During the development of the new version of BootZilla, this page will be updated with progress updates, questions to the community, and beta releases. Feedback is appreciated, so this release can be the best one yet.
First and foremost, the new design dictates a fully customizable scripting structure, which enumerates little scripts and processes the download, update, and decompression of tools into their appropriate places. This approach makes patching a breeze, and simplifies the ability to make BootZilla truly modular. An image of the current directory tree follows -
The first part of development involves creating a proof of concept. Due to the way that the new BZBuilder script operates, support for building the toolkit on Windows NT5 (XP/2003/2000) might not happen. Most users are on NT6 (Vista/7/8/8.1/Server 2008/2008r2/2012/2012r2), which makes some of this easier for the development and proof of concept stage. The BZBuilder will be utilizing the command-line utility “ForFiles.exe”, included in all versions of NT6. In order to support NT5 OSes, we will need to add an extra step to the build process which will grab the appropriate version of “ForFiles.exe” for NT5, and then process the rest of the script. For now, and during the proof of concept stage, this bit will be left out, unless someone expresses a need for NT5 support.

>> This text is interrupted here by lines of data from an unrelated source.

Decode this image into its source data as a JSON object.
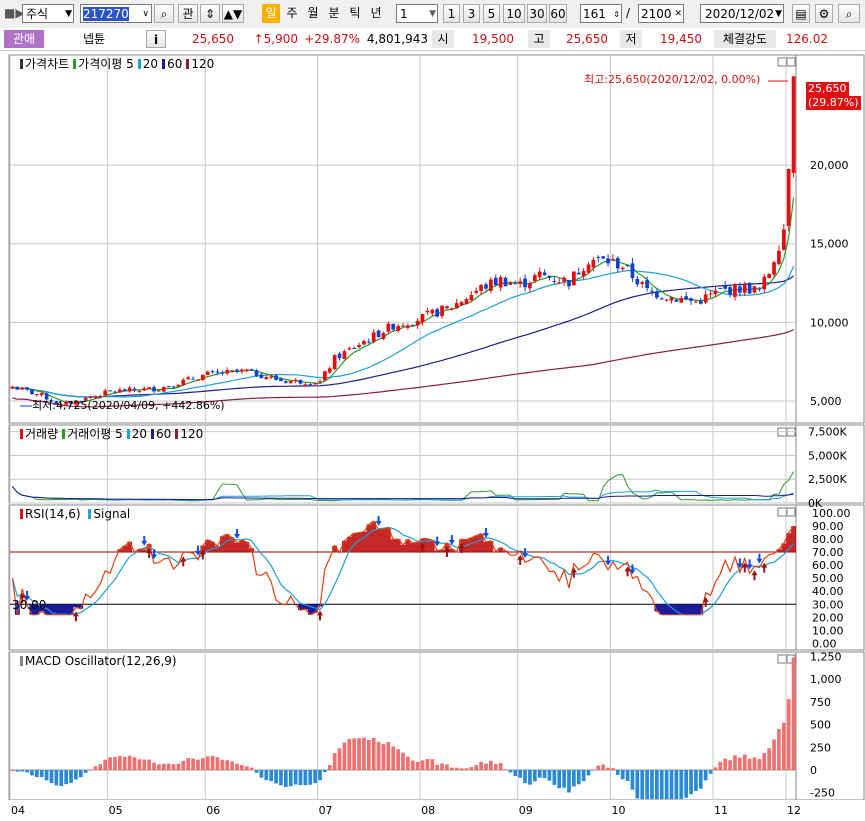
{
  "toolbar": {
    "market": "주식",
    "code": "217270",
    "btn_gwan": "관",
    "periods": [
      "일",
      "주",
      "월",
      "분",
      "틱",
      "년"
    ],
    "interval_value": "1",
    "interval_presets": [
      "1",
      "3",
      "5",
      "10",
      "30",
      "60"
    ],
    "count_shown": "161",
    "count_total": "2100",
    "date": "2020/12/02"
  },
  "info": {
    "tag": "관애",
    "name": "넵튠",
    "i_btn": "i",
    "price": "25,650",
    "change": "↑5,900",
    "change_pct": "+29.87%",
    "volume": "4,801,943",
    "open_label": "시",
    "open": "19,500",
    "high_label": "고",
    "high": "25,650",
    "low_label": "저",
    "low": "19,450",
    "strength_label": "체결강도",
    "strength": "126.02"
  },
  "colors": {
    "up": "#e01010",
    "down": "#1040d0",
    "ma5": "#2a9a2a",
    "ma20": "#1fa0d8",
    "ma60": "#1c1c8c",
    "ma120": "#8c1c4c",
    "grid": "#c8c8c8",
    "axis_bg": "#ffffff"
  },
  "price_panel": {
    "title": "가격차트",
    "legend": [
      {
        "label": "가격이평 5",
        "color": "#2a9a2a"
      },
      {
        "label": "20",
        "color": "#1fa0d8"
      },
      {
        "label": "60",
        "color": "#1c1c8c"
      },
      {
        "label": "120",
        "color": "#8c1c4c"
      }
    ],
    "high_annot": "최고:25,650(2020/12/02, 0.00%)",
    "low_annot": "최저:4,725(2020/04/09, +442.86%)",
    "last_price": "25,650",
    "last_pct": "(29.87%)"
  },
  "volume_panel": {
    "title": "거래량",
    "legend": [
      {
        "label": "거래이평 5",
        "color": "#2a9a2a"
      },
      {
        "label": "20",
        "color": "#1fa0d8"
      },
      {
        "label": "60",
        "color": "#1c1c8c"
      },
      {
        "label": "120",
        "color": "#8c1c4c"
      }
    ]
  },
  "rsi_panel": {
    "title": "RSI(14,6)",
    "signal_label": "Signal",
    "level_label": "30.00"
  },
  "macd_panel": {
    "title": "MACD Oscillator(12,26,9)"
  },
  "chart_data": [
    {
      "type": "candlestick",
      "title": "가격차트",
      "x_months": [
        "04",
        "05",
        "06",
        "07",
        "08",
        "09",
        "10",
        "11",
        "12"
      ],
      "y_ticks": [
        5000,
        10000,
        15000,
        20000
      ],
      "y_tick_labels": [
        "5,000",
        "10,000",
        "15,000",
        "20,000"
      ],
      "ylim": [
        3600,
        27000
      ],
      "high": {
        "value": 25650,
        "date": "2020/12/02"
      },
      "low": {
        "value": 4725,
        "date": "2020/04/09"
      },
      "monthly_close_approx": [
        {
          "month": "04",
          "close": 5600
        },
        {
          "month": "05",
          "close": 5900
        },
        {
          "month": "06",
          "close": 6600
        },
        {
          "month": "07",
          "close": 6200
        },
        {
          "month": "08",
          "close": 10200
        },
        {
          "month": "09",
          "close": 12400
        },
        {
          "month": "10",
          "close": 13000
        },
        {
          "month": "11",
          "close": 11200
        },
        {
          "month": "12",
          "close": 25650
        }
      ]
    },
    {
      "type": "bar",
      "title": "거래량",
      "y_ticks": [
        0,
        2500,
        5000,
        7500
      ],
      "y_tick_labels": [
        "0K",
        "2,500K",
        "5,000K",
        "7,500K"
      ],
      "ylim": [
        0,
        8200
      ],
      "last_volume_k": 4802
    },
    {
      "type": "line",
      "title": "RSI(14,6)",
      "series": [
        {
          "name": "RSI(14,6)"
        },
        {
          "name": "Signal"
        }
      ],
      "y_ticks": [
        0,
        10,
        20,
        30,
        40,
        50,
        60,
        70,
        80,
        90,
        100
      ],
      "y_tick_labels": [
        "0.00",
        "10.00",
        "20.00",
        "30.00",
        "40.00",
        "50.00",
        "60.00",
        "70.00",
        "80.00",
        "90.00",
        "100.00"
      ],
      "ylim": [
        0,
        100
      ],
      "levels": [
        30,
        70
      ]
    },
    {
      "type": "bar",
      "title": "MACD Oscillator(12,26,9)",
      "y_ticks": [
        -250,
        0,
        250,
        500,
        750,
        1000,
        1250
      ],
      "y_tick_labels": [
        "-250",
        "0",
        "250",
        "500",
        "750",
        "1,000",
        "1,250"
      ],
      "ylim": [
        -330,
        1300
      ]
    }
  ]
}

So far, the BZBuilder.txt is just a file filled with ideas for how the system will work, including bootcd functionality specifics, directory tree ideas, dependency lists, and various other notes about what the toolkit needs to be.
Work on the toolkit in its new form will progress rapidly. The hard deadline I’ve set is December 1st, 2014. No later than December 1st will be the release of this new version, to allow it to fit in with the Fall/Winter 2014. As such, the first version will likely be more of a proof of concept release than subsequent releases. Bugs may exist, logging might not be up-to-par, but at the least, the build script will be utilizing the new structure defined in my development documentation.
There will be a set of developer documentation in place for people who want to extend the toolkit. Ideally, BootZilla could be utilized as a software update framework for corporate and enterprise use. The main goal for the first release, however, is to get it up and off the ground.
Cmdlets: What are they?
When I decided on dumping the v6 code for something better, I had been toying with some better Windows Batch scripting ideas, including switching over to powershell entirely. As of now, I have a limited understanding of PS scripting, and do not feel safe in developing a project on it yet. The other thing is, many people don’t like PS, or have any real working knowledge of how to use it. More and more of the Microsoft-speaking-world are pushing it, especially if you manage Exchange or other Microsoft-centric applications. My only real-world experience with it was setting up Office 365’s exchange service for a business I work at. Powershell is supposed to be easier to debug, but in my opinion, is more of a beast when it comes to error messages, than it is easier to make sense of. I started out on the DOS command line, writing better autoexec.bat files for my PC, so I feel a deep connection to command scripts than I do powershell scripts. Another idea years ago was to re-write BZ in bash scripts, which was partially done, for server-side software updating, but never released to the public, since my bash-fu is terrible. Plus, I no longer run any *nix-based OSes as my primary OS.
Back to the topic at hand…
Windows Batch Scripts come in either *.bat or *.cmd file extensions. *.bat is a leftover backward compatibility extension from the DOS days. *.cmd literally means “CoMmanD script”. A CMDLet is literally a command script applet. Each cmdlet is a small script consisting of instructions that will process a tool’s download, decompression, and configuration within the BootZilla toolkit. What this means is that we can actually bundle configuration files in with the cmdlet, and have them be placed alongside the decompressed tool (for things like ccleaner, you can include the ccleaner.ini profile, and winapp2.ini files) - your customizations to these tools’ profiles will be retained between builds of BZ. Some tools also generate dat files for preferences, which will also be looked for within the cmdlets directory. From here on out, all included apps will have their own “appname_version.cmd” file, where version typically will be either x86 or x64. In this way, an X86-only or X64-only toolkit can easily be built from the same build script, with minimal interaction from the user. This also means that you can setup different categories to be processed. By default, ‘all’ will be passed to the build program, but should you want only a specific set of tools, or a specific architecture, you can define it as the first argument on the commandline. For instance, “BZBuilder.cmd x86″ will only pull x86 tools in. If you were to only need utilities, then “BZBuilder utils” would give you only the utilities directory of tools.
The other great thing about this, is that you can move and take away any tools you don’t want, simply by removing the cmdlet you don’t want. You can also add your own cmdlet into whichever directory is applicable to your tool.
With this serious design change, moving up to PowerShell should also be a lot easier in the long run. Not relying on 3rd-party tools is something that has been well sought after since a malformed wget executable issue several versions ago.
This blog will be updated from time to time with information pertaining to the new development of BootZilla.